The unrest spreading across the MENA region has caused some to question whether China’s government ought to be worried about its stability, given the well-known social pressures that exist and the authoritarian character of the government. We do not believe that China’s situation is comparable to those nations in upheaval. The populations of the Middle East and North Africa are predominantly overwhelmingly young, and their economic prospects are limited. Hopes for a rising standard of living are poor under their present regimes and policies.

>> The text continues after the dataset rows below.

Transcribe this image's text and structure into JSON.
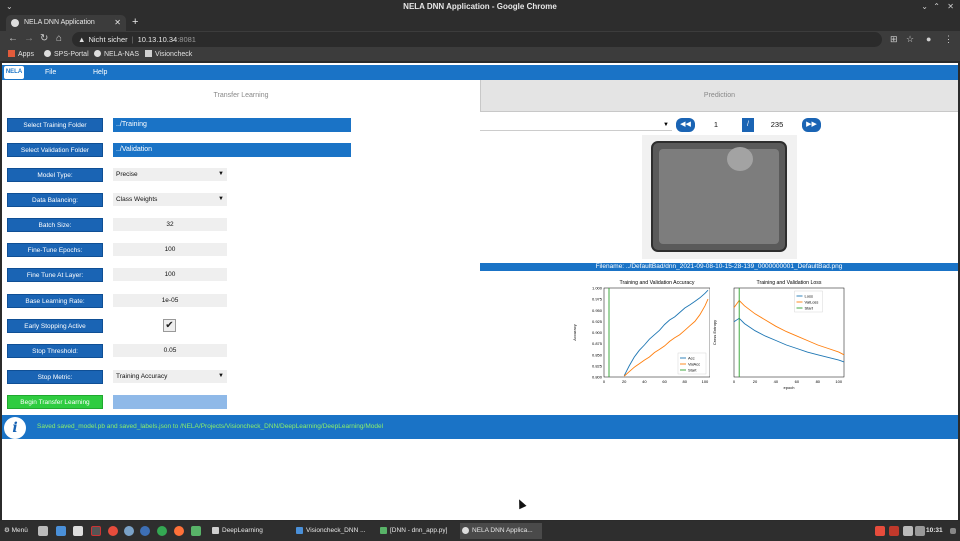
{
  "window": {
    "title": "NELA DNN Application - Google Chrome"
  },
  "browser": {
    "tab_title": "NELA DNN Application",
    "address": {
      "security": "Nicht sicher",
      "host": "10.13.10.34",
      "port": ":8081"
    },
    "bookmarks": [
      "Apps",
      "SPS-Portal",
      "NELA-NAS",
      "Visioncheck"
    ]
  },
  "app": {
    "logo": "NELA",
    "menu": [
      "File",
      "Help"
    ],
    "tabs": [
      "Transfer Learning",
      "Prediction"
    ],
    "training_folder_button": "Select Training Folder",
    "training_folder_value": "../Training",
    "validation_folder_button": "Select Validation Folder",
    "validation_folder_value": "../Validation",
    "params": [
      {
        "label": "Model Type:",
        "value": "Precise",
        "kind": "select"
      },
      {
        "label": "Data Balancing:",
        "value": "Class Weights",
        "kind": "select"
      },
      {
        "label": "Batch Size:",
        "value": "32",
        "kind": "input"
      },
      {
        "label": "Fine-Tune Epochs:",
        "value": "100",
        "kind": "input"
      },
      {
        "label": "Fine Tune At Layer:",
        "value": "100",
        "kind": "input"
      },
      {
        "label": "Base Learning Rate:",
        "value": "1e-05",
        "kind": "input"
      },
      {
        "label": "Early Stopping Active",
        "value": "✔",
        "kind": "check"
      },
      {
        "label": "Stop Threshold:",
        "value": "0.05",
        "kind": "input"
      },
      {
        "label": "Stop Metric:",
        "value": "Training Accuracy",
        "kind": "select"
      }
    ],
    "begin_button": "Begin Transfer Learning",
    "prediction": {
      "current_page": "1",
      "slash": "/",
      "total_pages": "235",
      "filename": "Filename: ../DefaultBad/dnn_2021-09-08-10-15-28-139_0000000001_DefaultBad.png"
    },
    "status_message": "Saved saved_model.pb and saved_labels.json to /NELA/Projects/Visioncheck_DNN/DeepLearning/DeepLearning/Model"
  },
  "chart_data": [
    {
      "type": "line",
      "title": "Training and Validation Accuracy",
      "ylabel": "Accuracy",
      "xlabel": "",
      "xlim": [
        0,
        105
      ],
      "ylim": [
        0.8,
        1.0
      ],
      "yticks": [
        "0.800",
        "0.825",
        "0.850",
        "0.875",
        "0.900",
        "0.925",
        "0.950",
        "0.975",
        "1.000"
      ],
      "xticks": [
        "0",
        "20",
        "40",
        "60",
        "80",
        "100"
      ],
      "legend": "bottom-right",
      "series": [
        {
          "name": "Acc",
          "color": "#1f77b4",
          "x": [
            20,
            25,
            30,
            35,
            40,
            45,
            50,
            55,
            60,
            65,
            70,
            75,
            80,
            85,
            90,
            95,
            100,
            103
          ],
          "y": [
            0.803,
            0.825,
            0.845,
            0.86,
            0.872,
            0.885,
            0.895,
            0.905,
            0.918,
            0.928,
            0.935,
            0.945,
            0.955,
            0.962,
            0.97,
            0.978,
            0.988,
            0.995
          ]
        },
        {
          "name": "ValAcc",
          "color": "#ff7f0e",
          "x": [
            20,
            25,
            30,
            35,
            40,
            45,
            50,
            55,
            60,
            65,
            70,
            75,
            80,
            85,
            90,
            95,
            100,
            103
          ],
          "y": [
            0.802,
            0.812,
            0.822,
            0.83,
            0.838,
            0.845,
            0.855,
            0.862,
            0.87,
            0.88,
            0.888,
            0.895,
            0.905,
            0.915,
            0.925,
            0.94,
            0.96,
            0.975
          ]
        },
        {
          "name": "Start",
          "color": "#2ca02c",
          "x": [
            5,
            5
          ],
          "y": [
            0.8,
            1.0
          ]
        }
      ]
    },
    {
      "type": "line",
      "title": "Training and Validation Loss",
      "ylabel": "Cross Entropy",
      "xlabel": "epoch",
      "xlim": [
        0,
        105
      ],
      "ylim": [
        0,
        1
      ],
      "xticks": [
        "0",
        "20",
        "40",
        "60",
        "80",
        "100"
      ],
      "legend": "top-right",
      "series": [
        {
          "name": "Loss",
          "color": "#1f77b4",
          "x": [
            0,
            5,
            10,
            20,
            30,
            40,
            50,
            60,
            70,
            80,
            90,
            100,
            105
          ],
          "y": [
            0.62,
            0.66,
            0.6,
            0.52,
            0.46,
            0.41,
            0.36,
            0.32,
            0.28,
            0.25,
            0.22,
            0.19,
            0.17
          ]
        },
        {
          "name": "ValLoss",
          "color": "#ff7f0e",
          "x": [
            0,
            5,
            10,
            20,
            30,
            40,
            50,
            60,
            70,
            80,
            90,
            100,
            105
          ],
          "y": [
            0.78,
            0.86,
            0.8,
            0.71,
            0.64,
            0.57,
            0.51,
            0.46,
            0.41,
            0.36,
            0.32,
            0.28,
            0.25
          ]
        },
        {
          "name": "Start",
          "color": "#2ca02c",
          "x": [
            5,
            5
          ],
          "y": [
            0,
            1
          ]
        }
      ]
    }
  ],
  "taskbar": {
    "menu": "Menü",
    "windows": [
      "DeepLearning",
      "Visioncheck_DNN ...",
      "[DNN - dnn_app.py]",
      "NELA DNN Applica..."
    ],
    "clock": "10:31"
  }
}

In contrast, for the past thirty years Chinese economic policy has been wholly directed toward investment and a mass-industrial model designed to increase wealth and improve the standard of living for as many people as possible in the shortest possible time. The reasons for this are not wholly altruistic, of course; the Chinese ruling party have long been aware that to continue in power means improving the lot of the people–hundreds of millions of whom were living in poverty back as recently as 1978.